- Seeds are produced in rounded capsules about 0.24 in. (6 mm) in length. The capsules open to release more than a hundred tiny, light brown seeds about the size of poppy seeds. Water, wind, wildlife, and humans easily spread the lightweight seeds that are shed throughout the winter. Purple loosestrife is a prolific seed producer; a single mature plant can produce several million seeds. When purple loosestrife densities are high, billions of seeds are produced per acre. Seed viability is greater than 90 percent and seeds can remain viable in the soil for many years.
- Ecological Threat
- L. virgatum is commonly found along waterways and other wetland habitats where it replaces native vegetation. It was introduced from Europe during the late 1800s. L. virgatum is native to parts of Europe and temperate Asia.
EDDMapS Distribution - This map is incomplete and is based only on current site and county level reports made by experts, herbaria, and literature. For more information, visit www.eddmaps.org
State Regulated List - This map identifies those states that list this species on their regulated list. For more information, visit Invasive.org
Invasive Listing Sources
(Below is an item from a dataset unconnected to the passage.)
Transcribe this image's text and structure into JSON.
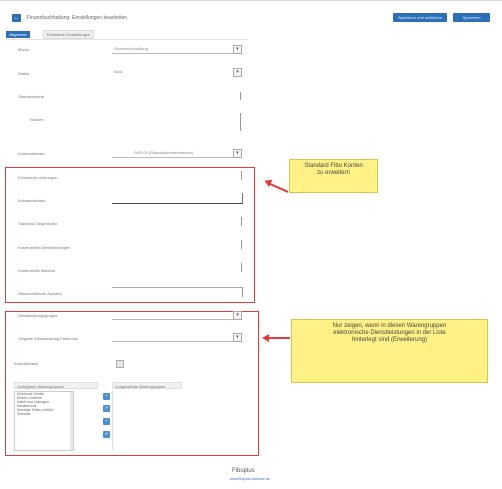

- Commonwealth of Pennsylvania, Department of Conservation and Natural Resources, 1994.
- Faith Campbell, 1998
- Mid-Atlantic Exotic Pest Plant Council, 2005
- Minnesota Noxious Weeds
- Nevada Noxious Weeds
- Nonnative Invasive Species in Southern Forest and Grassland Ecosystems
- North Dakota Noxious Weeds
- Tennessee Noxious Weeds
- Virginia Department of Conservation and Recreation, 2009
- Virginia Noxious Weeds
- Washington Noxious Weeds
- WeedUS - Database of Plants Invading Natural Areas in the United States
|Common Name Reference:|| USDA, NRCS. 2010. The PLANTS Database. National Plant Data Center, Baton Rouge, LA, USA.|
|Scientific Name Reference:||USDA, NRCS. 2010. The PLANTS Database. National Plant Data Center, Baton Rouge, LA, USA.|